(Assigned task)
Scan the data below and pick out the lines containing the word "timer".

Supplied data Start Marker

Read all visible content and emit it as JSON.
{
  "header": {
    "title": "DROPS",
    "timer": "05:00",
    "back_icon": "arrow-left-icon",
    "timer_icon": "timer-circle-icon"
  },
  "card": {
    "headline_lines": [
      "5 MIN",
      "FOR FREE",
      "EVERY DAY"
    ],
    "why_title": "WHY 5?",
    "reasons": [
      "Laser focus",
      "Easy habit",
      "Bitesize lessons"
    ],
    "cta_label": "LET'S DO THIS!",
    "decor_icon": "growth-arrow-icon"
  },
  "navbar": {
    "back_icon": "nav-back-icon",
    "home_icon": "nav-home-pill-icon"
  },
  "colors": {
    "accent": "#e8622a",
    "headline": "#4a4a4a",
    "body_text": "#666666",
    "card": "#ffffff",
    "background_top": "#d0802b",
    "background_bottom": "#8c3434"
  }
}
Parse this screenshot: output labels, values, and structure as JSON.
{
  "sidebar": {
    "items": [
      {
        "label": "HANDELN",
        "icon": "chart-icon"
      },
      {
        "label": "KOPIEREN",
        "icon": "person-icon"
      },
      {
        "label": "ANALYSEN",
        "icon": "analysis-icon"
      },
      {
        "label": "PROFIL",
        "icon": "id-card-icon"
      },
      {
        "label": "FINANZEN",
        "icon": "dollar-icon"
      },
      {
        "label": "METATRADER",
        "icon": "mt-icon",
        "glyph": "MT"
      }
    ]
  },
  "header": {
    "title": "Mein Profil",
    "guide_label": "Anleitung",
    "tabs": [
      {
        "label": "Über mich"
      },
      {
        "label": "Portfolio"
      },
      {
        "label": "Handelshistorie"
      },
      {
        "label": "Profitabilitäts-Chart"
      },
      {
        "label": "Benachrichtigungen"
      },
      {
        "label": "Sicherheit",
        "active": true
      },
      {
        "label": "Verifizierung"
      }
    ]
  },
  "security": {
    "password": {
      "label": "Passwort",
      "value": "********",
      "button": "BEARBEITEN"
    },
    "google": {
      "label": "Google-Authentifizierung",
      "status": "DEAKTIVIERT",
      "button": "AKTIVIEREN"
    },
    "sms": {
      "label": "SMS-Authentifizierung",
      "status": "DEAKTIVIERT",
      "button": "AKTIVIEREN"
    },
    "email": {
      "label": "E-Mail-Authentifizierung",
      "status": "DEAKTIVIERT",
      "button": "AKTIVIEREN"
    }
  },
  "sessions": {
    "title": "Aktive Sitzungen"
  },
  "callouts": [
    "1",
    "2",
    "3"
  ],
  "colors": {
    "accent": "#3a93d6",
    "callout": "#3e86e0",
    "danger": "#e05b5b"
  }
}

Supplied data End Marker

(Answer to this exercise)
    "timer": "05:00",
    "timer_icon": "timer-circle-icon"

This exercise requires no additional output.